## What you have to do:
Examine each line of the data. Copy the line if it includes the word "hint".

## Material to process:
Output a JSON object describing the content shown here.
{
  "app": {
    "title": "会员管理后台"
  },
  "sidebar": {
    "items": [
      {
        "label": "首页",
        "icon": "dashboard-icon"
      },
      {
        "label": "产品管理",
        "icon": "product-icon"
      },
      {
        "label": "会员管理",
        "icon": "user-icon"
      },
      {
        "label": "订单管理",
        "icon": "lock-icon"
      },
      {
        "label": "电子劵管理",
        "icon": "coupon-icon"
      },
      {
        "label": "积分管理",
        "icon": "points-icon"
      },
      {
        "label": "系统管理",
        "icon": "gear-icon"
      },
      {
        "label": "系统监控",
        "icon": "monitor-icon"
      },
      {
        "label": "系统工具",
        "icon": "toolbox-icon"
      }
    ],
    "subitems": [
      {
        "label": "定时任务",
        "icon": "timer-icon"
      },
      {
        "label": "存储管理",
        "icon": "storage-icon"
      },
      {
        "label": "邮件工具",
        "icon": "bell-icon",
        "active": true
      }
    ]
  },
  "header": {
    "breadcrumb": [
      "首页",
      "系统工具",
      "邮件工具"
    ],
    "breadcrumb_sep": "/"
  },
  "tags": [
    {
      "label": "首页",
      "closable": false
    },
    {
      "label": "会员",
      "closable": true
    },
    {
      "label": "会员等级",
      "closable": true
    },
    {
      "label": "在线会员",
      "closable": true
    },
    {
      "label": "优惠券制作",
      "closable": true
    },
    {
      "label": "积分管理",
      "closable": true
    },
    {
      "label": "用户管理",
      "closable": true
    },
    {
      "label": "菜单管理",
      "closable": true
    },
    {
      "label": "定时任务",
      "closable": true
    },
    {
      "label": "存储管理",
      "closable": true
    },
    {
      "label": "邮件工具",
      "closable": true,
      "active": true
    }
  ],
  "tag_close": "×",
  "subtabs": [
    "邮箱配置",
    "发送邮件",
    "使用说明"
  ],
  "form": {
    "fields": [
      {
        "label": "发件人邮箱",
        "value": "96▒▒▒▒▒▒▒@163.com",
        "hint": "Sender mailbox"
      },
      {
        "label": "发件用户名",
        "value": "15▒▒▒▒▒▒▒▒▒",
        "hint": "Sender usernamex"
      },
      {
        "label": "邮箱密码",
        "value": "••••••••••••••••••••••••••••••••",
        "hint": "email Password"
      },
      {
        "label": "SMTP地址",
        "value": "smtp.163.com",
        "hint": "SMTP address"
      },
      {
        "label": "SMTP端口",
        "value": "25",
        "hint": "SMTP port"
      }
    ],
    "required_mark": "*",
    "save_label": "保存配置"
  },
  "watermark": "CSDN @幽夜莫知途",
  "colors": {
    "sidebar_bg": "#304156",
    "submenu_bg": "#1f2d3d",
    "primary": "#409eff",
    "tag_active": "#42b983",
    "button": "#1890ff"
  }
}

## Exercise solution:
        "hint": "Sender mailbox"
        "hint": "Sender usernamex"
        "hint": "email Password"
        "hint": "SMTP address"
        "hint": "SMTP port"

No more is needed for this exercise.